Looking for something with a boutique feel?
Like most other campsites, you’ll find a communal kitchen, laundry, BBQ and free wifi available — but what sets the Queenstown Holiday Park apart is a range of luxury experiences (without being overpriced).
Start with a cosy wood burner for that cold night, or indulge in the site’s hot tub and movie room. Located a little further away than Lakeview Holiday Park, this particular campground also offers a free shuttle bus into town — which is about a 10 minute drive.
With a range of self-contained cabins, motel rooms and campervan sites available, check out the Queenstown Holiday Park if you’re heading towards the bottom of New Zealand’s South Island.
About 15 minutes north of the Makarora township, Cameron Flat is an ideal stop for your road trip adventure. Accommodating campervans, cars and caravans on site, it’s located right beside a river — offering a direct view of the Southern Alps.
Whilst facilities are quite basic, we’d recommend staying the night if you’re passing through the Western side of the South Island.
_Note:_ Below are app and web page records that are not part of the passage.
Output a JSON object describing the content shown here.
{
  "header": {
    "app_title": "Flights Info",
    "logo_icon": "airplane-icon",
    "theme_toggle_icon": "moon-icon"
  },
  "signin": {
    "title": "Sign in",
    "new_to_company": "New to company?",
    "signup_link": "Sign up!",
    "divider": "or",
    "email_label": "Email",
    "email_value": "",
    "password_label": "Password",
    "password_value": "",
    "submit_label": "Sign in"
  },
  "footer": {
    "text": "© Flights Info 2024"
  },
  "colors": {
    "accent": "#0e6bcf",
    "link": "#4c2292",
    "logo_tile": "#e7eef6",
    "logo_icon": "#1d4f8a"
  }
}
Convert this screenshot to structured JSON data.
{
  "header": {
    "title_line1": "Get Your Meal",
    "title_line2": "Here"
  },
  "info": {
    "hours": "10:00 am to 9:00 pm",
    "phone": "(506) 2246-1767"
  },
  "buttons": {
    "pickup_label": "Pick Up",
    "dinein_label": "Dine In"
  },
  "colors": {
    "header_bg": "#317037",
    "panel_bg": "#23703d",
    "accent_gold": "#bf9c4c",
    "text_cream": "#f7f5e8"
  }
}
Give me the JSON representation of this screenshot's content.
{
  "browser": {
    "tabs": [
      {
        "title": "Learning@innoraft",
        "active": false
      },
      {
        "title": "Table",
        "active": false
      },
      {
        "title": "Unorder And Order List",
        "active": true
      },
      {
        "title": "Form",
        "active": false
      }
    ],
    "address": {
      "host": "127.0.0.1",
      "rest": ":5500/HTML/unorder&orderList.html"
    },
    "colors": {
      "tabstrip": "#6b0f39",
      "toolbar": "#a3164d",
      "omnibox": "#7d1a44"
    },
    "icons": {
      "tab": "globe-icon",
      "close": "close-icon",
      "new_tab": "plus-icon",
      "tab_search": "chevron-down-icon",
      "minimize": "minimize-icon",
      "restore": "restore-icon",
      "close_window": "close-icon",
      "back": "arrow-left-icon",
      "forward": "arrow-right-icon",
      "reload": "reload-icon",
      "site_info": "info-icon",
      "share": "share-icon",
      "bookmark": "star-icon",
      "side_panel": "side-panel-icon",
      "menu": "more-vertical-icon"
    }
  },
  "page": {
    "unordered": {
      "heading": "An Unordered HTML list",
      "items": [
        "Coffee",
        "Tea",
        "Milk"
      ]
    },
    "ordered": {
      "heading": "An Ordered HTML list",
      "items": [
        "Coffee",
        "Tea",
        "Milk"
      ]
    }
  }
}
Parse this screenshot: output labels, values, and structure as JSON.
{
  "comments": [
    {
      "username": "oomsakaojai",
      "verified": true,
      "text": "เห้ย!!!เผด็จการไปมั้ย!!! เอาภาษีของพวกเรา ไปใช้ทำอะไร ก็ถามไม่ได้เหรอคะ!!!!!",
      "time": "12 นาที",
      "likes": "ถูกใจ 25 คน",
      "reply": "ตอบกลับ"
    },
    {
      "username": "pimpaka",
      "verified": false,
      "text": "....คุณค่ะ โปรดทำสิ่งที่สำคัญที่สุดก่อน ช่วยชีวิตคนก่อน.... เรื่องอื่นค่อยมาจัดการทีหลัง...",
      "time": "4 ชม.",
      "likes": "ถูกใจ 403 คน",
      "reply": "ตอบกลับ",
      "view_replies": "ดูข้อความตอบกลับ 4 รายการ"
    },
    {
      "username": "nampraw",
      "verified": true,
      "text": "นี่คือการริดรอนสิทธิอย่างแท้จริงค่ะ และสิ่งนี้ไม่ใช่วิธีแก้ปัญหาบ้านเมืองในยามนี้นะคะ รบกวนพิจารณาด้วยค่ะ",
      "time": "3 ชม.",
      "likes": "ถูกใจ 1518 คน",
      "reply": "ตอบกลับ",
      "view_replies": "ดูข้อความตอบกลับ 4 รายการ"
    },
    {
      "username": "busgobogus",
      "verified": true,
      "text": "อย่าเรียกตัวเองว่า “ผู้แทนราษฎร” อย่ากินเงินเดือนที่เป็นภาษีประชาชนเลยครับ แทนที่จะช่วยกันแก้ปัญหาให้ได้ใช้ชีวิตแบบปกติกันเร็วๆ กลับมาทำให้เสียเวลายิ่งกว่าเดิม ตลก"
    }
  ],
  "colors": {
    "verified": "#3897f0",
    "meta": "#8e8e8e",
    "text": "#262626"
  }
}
You’ll have access to toilets, an undercover area and water — and for as little as $8 (NZD), you can pocket your savings for what matters most — the adventure!
Since this particular campground is part of the Department of Conservation, just bear in mind you’ll have to make a booking ahead of time.
Head about 16 minutes upstream and you’ll find Pleasant Flat Campsite!
Offering an incredible view of Mount Hooker, this campsite also offers facilities very similar to Cameron Flat, with 30 non-powered sites available for $8 (NZD) per night.
You’ll have access to toilets, shelter and water — and if you download the AllTrails app ahead of time — you’ll also be able to find some great tracks to take you along the Haast River down to Thunder Creek Falls.
Just like our fourth campground, you’ll have to make a booking ahead of time through the Department of Conservation.
On the outskirts of town – about 20 minutes away – prepare for the breathtaking views of Moke Lake. Here you’ll not only have the freedom to park your campervan or pitch a tent just about anywhere along the shoreline, but you’ll also be able to take advantage of some nearby activities.
If you enjoy a brisk walk, you have the option of taking two tracks: the first one — a 2.5 hour loop around Moke Lake, and the other — also a 2.5 hour walk towards Lake Dispute.
But if that’s not your thing, don’t worry! Moke Lake also provides access to horse riding, kayaking, swimming, fishing and mountain biking — so be sure to enquire in advance if you’re up for it.
With a private campsite, water access, sinks, toilets and an undercover cooking area, it’s perfect for feeling remote, even though you’re only a short drive to the centre of Queenstown. Our only piece of advice? Some of these campsites — especially this one — are available on a ‘first come, first served’ basis, so in peak season — plan ahead!
Alright sorry, we know — this last campground isn’t technically in Queenstown, but it’s only about 20 minutes away from the centre of town — perfectly situated for wine tasting, lookouts, or skiing at Coronet Peak.
With 140 powered sites available, in addition to self-contained cabins and lodges — it’s a great location to rest just outside of Queenstown, hosting shower and toilet facilities for those arriving by campervan, and a guest laundry and communal kitchen for all.
As we mentioned, skiing is one of the highlights! Arrowtown Holiday Park provides a direct shuttle bus to the ski club, but even if you’re not up for it, the view from the top is still spectacular. Closer to the park, the township also boasts some wineries, cafés and walking tracks to take up your day, plus some amazing eateries.
Looking for something a little more settled, but don’t want to miss out on the views? We recommend checking out the Arrowtown Holiday Park ahead of your next camping trip.
Now that we’ve looked at the best camping grounds in Queenstown, which sites are you planning to visit in 2021?
Still unsure? Feel free to contact Travellers Autobarn Queenstown anytime — we’d love to help!
Need a touch more info? Learn more about New Zealand’s best campgrounds so you can spend less time researching and more time exploring this beautiful country!